## SUPPLIED INFORMATION
»»

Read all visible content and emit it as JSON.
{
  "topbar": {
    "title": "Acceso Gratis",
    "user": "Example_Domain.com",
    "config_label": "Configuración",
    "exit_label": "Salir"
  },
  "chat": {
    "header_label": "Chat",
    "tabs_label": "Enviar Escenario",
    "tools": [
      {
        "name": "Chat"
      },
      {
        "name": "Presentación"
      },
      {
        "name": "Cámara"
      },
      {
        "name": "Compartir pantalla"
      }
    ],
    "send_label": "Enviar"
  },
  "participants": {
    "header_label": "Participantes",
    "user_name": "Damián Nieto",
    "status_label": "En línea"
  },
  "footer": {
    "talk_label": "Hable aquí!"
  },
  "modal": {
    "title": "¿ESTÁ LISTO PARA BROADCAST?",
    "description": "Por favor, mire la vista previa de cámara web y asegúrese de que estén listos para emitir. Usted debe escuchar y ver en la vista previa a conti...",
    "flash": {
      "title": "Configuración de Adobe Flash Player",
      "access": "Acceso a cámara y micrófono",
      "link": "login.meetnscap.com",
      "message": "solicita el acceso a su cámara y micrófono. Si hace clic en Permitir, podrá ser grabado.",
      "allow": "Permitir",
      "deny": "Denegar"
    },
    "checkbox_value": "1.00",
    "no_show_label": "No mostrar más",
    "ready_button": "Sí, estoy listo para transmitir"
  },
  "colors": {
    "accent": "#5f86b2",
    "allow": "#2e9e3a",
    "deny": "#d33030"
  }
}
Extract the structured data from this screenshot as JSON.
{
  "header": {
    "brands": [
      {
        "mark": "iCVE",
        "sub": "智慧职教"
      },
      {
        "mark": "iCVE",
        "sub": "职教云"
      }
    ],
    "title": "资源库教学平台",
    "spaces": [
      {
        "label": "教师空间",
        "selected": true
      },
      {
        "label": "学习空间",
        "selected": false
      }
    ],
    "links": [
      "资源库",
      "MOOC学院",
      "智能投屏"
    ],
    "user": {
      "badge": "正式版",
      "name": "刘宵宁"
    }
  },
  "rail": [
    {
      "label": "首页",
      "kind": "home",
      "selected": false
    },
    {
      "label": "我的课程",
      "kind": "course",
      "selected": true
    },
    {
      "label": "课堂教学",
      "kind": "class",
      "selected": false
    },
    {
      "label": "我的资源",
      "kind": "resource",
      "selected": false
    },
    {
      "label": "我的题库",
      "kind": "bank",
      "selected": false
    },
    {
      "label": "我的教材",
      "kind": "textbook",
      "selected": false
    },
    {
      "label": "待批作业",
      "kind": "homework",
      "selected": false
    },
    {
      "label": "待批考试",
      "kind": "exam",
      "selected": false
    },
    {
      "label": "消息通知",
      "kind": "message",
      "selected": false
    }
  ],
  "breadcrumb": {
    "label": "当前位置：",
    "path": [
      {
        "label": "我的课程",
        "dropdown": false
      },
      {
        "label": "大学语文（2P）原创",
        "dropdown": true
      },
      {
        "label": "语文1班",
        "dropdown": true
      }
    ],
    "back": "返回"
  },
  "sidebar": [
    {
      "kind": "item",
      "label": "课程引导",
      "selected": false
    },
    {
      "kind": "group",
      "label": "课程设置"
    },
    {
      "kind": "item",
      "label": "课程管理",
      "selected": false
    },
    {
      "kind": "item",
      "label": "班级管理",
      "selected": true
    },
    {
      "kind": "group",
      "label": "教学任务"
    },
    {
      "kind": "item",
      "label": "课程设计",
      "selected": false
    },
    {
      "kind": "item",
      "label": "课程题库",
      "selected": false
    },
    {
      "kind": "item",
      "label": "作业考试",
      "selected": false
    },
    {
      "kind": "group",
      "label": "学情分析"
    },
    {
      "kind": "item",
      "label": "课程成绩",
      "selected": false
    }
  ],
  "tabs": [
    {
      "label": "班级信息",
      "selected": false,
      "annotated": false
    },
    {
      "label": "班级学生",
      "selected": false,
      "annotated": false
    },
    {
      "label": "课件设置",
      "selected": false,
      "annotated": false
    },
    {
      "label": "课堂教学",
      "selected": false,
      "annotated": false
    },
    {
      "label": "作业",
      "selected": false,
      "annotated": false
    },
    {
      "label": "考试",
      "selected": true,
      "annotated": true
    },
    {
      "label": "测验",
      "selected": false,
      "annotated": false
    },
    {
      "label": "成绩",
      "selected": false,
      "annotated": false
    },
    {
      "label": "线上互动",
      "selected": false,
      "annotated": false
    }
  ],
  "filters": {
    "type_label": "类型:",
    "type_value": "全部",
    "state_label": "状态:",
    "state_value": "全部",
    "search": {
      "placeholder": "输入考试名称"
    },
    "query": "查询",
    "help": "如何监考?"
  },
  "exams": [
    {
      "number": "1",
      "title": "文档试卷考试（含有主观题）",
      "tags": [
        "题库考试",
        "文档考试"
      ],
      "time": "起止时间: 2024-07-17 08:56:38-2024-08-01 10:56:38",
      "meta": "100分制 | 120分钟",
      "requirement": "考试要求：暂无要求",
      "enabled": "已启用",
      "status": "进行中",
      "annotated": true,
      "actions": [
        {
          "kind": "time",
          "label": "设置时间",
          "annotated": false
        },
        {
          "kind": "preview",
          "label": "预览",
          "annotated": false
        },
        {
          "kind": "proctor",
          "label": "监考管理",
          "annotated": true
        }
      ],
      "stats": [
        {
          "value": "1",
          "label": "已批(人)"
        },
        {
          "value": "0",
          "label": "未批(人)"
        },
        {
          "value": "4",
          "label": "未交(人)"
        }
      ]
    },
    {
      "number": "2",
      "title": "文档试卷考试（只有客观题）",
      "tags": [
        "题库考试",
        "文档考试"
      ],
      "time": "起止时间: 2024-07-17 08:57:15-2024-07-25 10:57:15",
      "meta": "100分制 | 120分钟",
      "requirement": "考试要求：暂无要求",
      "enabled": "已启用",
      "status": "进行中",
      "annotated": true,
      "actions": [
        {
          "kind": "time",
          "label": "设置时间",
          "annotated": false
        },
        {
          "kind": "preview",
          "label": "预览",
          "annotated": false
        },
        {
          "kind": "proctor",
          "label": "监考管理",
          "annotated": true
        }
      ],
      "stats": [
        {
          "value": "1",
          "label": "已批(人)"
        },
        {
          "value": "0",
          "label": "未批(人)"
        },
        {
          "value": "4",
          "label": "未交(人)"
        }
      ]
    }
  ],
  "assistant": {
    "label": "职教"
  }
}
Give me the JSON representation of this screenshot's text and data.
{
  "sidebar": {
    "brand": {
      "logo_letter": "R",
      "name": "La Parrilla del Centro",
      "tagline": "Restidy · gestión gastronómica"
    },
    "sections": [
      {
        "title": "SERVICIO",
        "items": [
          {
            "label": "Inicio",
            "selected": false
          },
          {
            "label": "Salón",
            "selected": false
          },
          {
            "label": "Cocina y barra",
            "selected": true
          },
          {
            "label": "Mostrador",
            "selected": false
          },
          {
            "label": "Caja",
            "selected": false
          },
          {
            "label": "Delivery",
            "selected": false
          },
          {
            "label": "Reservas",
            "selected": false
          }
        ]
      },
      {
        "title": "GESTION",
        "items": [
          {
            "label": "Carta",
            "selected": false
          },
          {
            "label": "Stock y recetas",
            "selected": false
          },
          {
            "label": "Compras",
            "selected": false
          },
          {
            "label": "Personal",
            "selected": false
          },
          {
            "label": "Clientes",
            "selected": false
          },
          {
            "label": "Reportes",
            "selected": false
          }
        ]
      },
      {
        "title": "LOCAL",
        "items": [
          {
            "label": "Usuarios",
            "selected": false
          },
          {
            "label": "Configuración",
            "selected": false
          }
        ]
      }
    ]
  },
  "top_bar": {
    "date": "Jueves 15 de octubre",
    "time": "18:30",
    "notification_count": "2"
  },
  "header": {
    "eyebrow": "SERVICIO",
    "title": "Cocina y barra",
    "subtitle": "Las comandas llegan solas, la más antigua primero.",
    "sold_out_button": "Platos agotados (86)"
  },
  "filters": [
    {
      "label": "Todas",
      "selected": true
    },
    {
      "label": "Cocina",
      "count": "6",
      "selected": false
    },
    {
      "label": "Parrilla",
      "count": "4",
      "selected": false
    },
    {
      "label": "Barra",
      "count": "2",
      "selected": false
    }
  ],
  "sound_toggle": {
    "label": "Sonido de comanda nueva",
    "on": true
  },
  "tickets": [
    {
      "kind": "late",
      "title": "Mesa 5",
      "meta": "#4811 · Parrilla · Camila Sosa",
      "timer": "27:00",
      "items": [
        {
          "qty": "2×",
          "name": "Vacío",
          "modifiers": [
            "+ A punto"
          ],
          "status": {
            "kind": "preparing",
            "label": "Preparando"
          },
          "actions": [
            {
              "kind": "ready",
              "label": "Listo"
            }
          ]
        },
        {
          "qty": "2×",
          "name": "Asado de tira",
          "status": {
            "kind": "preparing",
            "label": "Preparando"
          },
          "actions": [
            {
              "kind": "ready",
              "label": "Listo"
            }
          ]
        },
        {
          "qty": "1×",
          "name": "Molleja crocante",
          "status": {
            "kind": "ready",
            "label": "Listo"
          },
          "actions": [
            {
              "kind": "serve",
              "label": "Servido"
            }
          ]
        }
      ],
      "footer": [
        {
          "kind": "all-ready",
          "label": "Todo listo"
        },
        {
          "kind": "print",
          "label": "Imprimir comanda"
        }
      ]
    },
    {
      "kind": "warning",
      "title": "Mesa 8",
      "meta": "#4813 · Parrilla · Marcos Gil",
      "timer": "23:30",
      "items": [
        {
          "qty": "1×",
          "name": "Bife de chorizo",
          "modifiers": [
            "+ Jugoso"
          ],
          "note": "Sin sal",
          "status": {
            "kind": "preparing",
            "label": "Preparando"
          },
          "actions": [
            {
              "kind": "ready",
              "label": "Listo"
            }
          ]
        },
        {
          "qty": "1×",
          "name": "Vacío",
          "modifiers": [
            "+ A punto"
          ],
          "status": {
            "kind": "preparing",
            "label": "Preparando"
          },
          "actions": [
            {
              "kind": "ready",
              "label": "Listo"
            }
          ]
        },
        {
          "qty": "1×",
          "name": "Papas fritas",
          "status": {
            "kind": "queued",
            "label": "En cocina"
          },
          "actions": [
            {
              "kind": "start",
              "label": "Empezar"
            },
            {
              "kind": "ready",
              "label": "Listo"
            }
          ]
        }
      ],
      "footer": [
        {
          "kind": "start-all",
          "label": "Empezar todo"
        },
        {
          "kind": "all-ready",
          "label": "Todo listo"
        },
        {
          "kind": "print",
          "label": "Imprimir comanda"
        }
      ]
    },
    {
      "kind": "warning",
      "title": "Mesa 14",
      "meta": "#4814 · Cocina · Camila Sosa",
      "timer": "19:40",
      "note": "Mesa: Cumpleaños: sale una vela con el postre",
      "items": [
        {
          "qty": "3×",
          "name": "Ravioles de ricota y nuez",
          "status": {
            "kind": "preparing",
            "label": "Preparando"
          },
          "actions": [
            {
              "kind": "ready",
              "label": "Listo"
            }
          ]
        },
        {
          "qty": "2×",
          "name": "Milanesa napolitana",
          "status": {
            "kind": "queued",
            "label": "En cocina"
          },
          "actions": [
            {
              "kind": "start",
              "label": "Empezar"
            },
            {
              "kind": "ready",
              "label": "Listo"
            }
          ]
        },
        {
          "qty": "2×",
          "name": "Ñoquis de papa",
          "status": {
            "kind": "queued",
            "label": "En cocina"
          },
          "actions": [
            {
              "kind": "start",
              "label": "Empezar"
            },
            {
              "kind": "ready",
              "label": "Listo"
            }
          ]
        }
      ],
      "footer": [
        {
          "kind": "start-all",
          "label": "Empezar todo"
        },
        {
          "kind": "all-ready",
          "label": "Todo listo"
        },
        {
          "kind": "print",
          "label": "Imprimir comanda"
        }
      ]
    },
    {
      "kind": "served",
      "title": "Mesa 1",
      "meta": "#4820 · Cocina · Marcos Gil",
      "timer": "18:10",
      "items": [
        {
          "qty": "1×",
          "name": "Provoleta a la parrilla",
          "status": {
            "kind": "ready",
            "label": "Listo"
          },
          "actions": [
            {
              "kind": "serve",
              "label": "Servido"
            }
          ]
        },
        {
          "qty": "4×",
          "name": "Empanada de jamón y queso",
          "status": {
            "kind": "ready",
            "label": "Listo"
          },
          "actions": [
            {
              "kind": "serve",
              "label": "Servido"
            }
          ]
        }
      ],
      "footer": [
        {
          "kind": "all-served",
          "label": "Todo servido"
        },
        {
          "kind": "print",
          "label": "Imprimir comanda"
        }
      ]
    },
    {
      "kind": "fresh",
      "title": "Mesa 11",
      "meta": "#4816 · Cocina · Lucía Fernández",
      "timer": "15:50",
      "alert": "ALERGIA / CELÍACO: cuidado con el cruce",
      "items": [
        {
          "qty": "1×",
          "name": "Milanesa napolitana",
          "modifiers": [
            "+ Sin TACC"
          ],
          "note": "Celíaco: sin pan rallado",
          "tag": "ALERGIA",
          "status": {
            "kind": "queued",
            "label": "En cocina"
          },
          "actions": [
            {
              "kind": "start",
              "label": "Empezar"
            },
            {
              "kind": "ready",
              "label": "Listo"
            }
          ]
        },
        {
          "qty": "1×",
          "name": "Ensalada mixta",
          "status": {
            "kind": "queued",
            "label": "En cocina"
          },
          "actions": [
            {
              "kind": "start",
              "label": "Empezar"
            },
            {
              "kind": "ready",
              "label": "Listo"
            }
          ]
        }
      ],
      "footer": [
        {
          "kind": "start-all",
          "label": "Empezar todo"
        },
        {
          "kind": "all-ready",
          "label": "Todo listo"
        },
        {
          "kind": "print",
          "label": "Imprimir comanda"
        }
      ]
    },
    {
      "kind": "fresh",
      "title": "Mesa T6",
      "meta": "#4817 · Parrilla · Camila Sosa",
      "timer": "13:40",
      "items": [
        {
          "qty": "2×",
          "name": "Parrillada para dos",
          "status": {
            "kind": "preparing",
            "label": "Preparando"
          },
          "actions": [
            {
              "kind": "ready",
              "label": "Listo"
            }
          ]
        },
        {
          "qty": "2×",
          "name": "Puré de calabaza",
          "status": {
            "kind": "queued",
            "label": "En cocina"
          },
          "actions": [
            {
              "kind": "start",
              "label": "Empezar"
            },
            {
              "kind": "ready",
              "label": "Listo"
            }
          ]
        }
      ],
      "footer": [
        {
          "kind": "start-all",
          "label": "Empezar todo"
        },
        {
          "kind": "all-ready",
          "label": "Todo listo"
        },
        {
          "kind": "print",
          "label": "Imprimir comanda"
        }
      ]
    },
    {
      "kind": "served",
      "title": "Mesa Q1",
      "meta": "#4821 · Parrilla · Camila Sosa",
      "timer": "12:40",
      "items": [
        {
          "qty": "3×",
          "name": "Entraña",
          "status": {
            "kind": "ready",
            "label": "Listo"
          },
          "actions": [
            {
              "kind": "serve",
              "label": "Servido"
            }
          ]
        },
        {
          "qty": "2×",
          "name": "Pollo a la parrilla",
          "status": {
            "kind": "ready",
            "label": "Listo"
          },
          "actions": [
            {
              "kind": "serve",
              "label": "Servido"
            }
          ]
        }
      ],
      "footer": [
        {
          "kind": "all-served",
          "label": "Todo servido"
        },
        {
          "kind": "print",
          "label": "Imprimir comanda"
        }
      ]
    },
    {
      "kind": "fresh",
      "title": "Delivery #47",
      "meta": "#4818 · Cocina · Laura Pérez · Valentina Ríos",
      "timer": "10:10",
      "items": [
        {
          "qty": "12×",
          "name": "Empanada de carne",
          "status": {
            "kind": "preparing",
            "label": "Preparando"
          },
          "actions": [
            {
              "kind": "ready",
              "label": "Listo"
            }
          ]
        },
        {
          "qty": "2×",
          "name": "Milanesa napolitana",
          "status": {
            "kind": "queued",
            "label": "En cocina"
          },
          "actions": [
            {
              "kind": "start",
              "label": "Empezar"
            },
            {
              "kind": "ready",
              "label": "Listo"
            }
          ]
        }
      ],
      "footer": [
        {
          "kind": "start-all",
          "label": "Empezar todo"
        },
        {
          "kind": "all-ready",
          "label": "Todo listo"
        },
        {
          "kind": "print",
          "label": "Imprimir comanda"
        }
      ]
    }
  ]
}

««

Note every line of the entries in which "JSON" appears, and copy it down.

Read all visible content and emit it as JSON.
Extract the structured data from this screenshot as JSON.
Give me the JSON representation of this screenshot's text and data.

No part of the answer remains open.